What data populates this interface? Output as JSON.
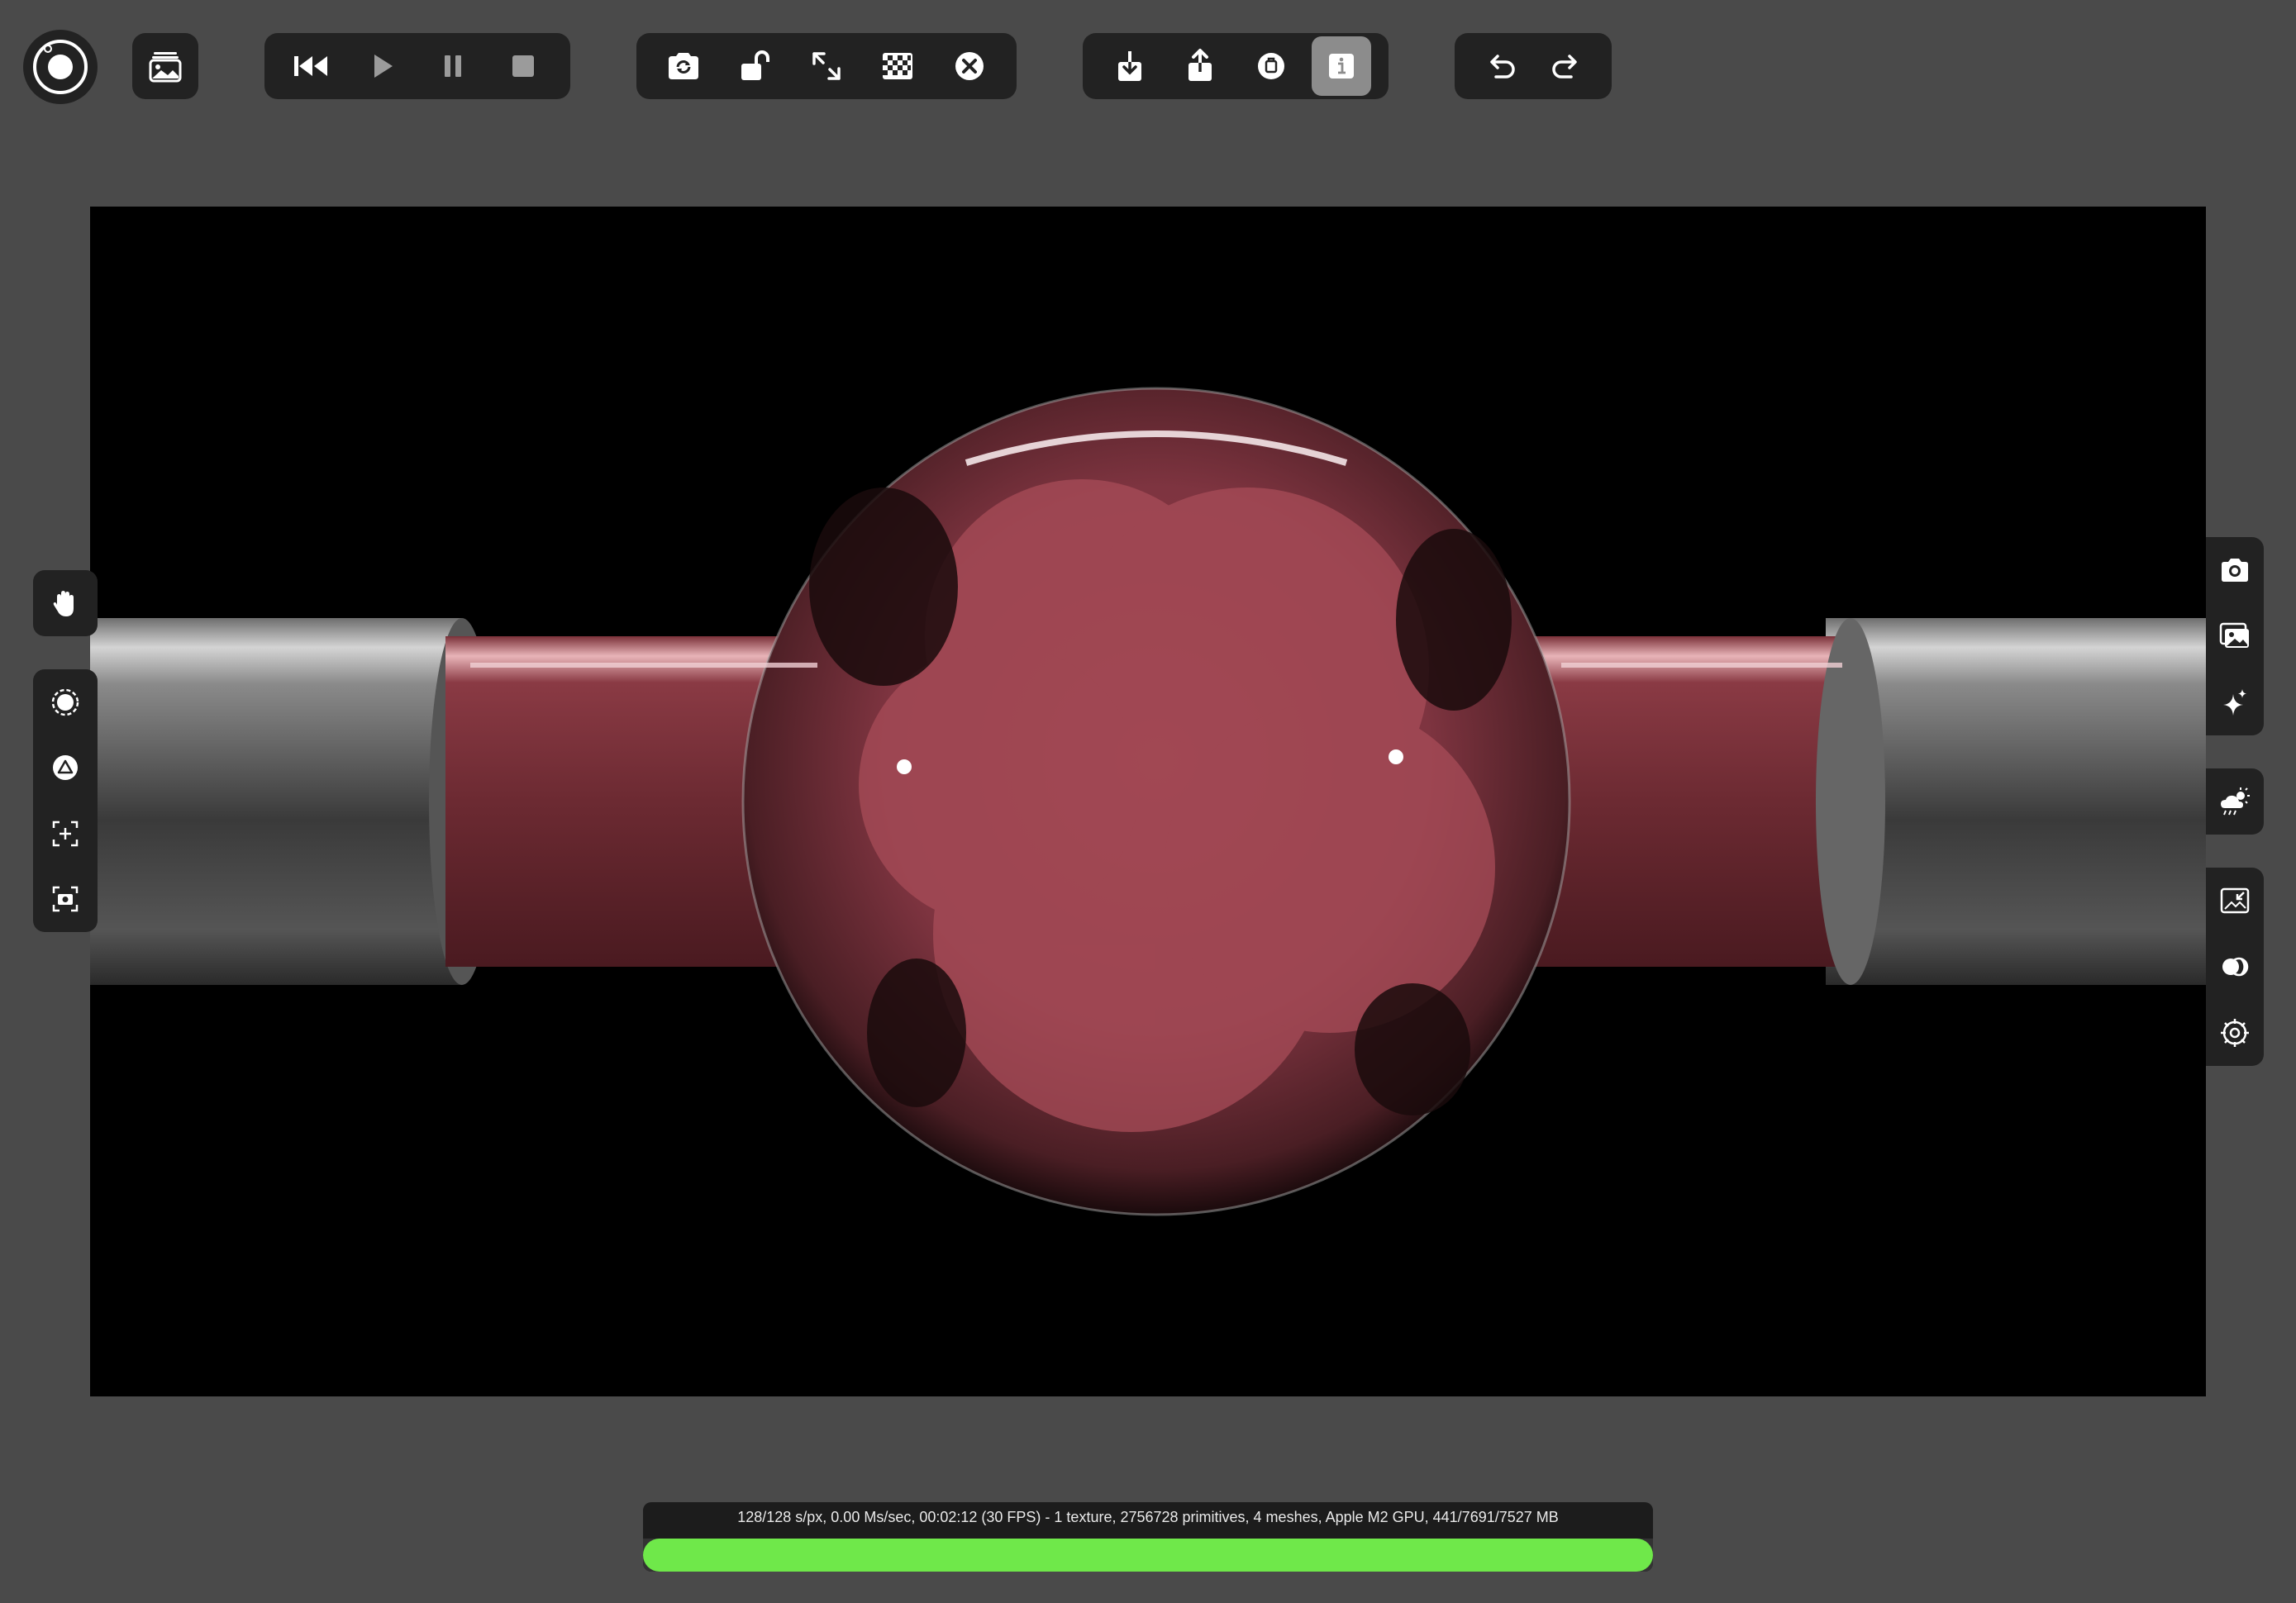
{
  "toolbar": {
    "app_logo_icon": "aperture-logo-icon",
    "gallery_icon": "image-stack-icon",
    "playback": [
      "skip-to-start-icon",
      "play-icon",
      "pause-icon",
      "stop-icon"
    ],
    "render": [
      "camera-refresh-icon",
      "unlock-icon",
      "expand-icon",
      "checkerboard-icon",
      "close-circle-icon"
    ],
    "files": [
      "download-icon",
      "share-icon",
      "badge-icon",
      "info-icon"
    ],
    "history": [
      "undo-icon",
      "redo-icon"
    ]
  },
  "left_tools": {
    "hand": "hand-icon",
    "items": [
      "sphere-select-icon",
      "triangle-icon",
      "focus-plus-icon",
      "focus-camera-icon"
    ]
  },
  "right_tools": {
    "group1": [
      "camera-icon",
      "image-icon",
      "sparkle-icon"
    ],
    "group2": [
      "weather-icon"
    ],
    "group3": [
      "fit-view-icon",
      "toggle-icon",
      "settings-icon"
    ]
  },
  "status": {
    "text": "128/128 s/px, 0.00 Ms/sec, 00:02:12 (30 FPS) - 1 texture, 2756728 primitives, 4 meshes, Apple M2 GPU, 441/7691/7527 MB",
    "progress": 1.0
  },
  "colors": {
    "background": "#4a4a4a",
    "panel": "#222222",
    "progress": "#6fe84a",
    "fluid": "#9a4450"
  }
}
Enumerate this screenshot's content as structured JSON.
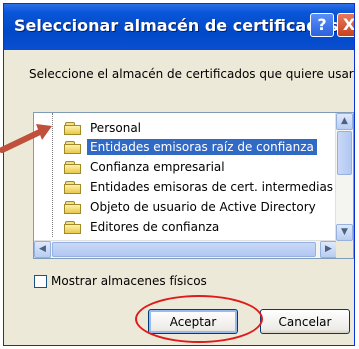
{
  "window": {
    "title": "Seleccionar almacén de certificados",
    "help_label": "?",
    "close_label": "X"
  },
  "prompt": "Seleccione el almacén de certificados que quiere usar.",
  "store_list": {
    "items": [
      {
        "label": "Personal",
        "selected": false
      },
      {
        "label": "Entidades emisoras raíz de confianza",
        "selected": true
      },
      {
        "label": "Confianza empresarial",
        "selected": false
      },
      {
        "label": "Entidades emisoras de cert. intermedias",
        "selected": false
      },
      {
        "label": "Objeto de usuario de Active Directory",
        "selected": false
      },
      {
        "label": "Editores de confianza",
        "selected": false
      }
    ]
  },
  "show_physical": {
    "label": "Mostrar almacenes físicos",
    "checked": false
  },
  "buttons": {
    "accept": "Aceptar",
    "cancel": "Cancelar"
  },
  "annotations": {
    "highlight_color": "#e01a1a",
    "arrow_color": "#c0503c"
  },
  "colors": {
    "titlebar": "#0a56d8",
    "selection": "#316ac5"
  }
}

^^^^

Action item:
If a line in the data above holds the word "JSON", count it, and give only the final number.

Output for this exercise:
2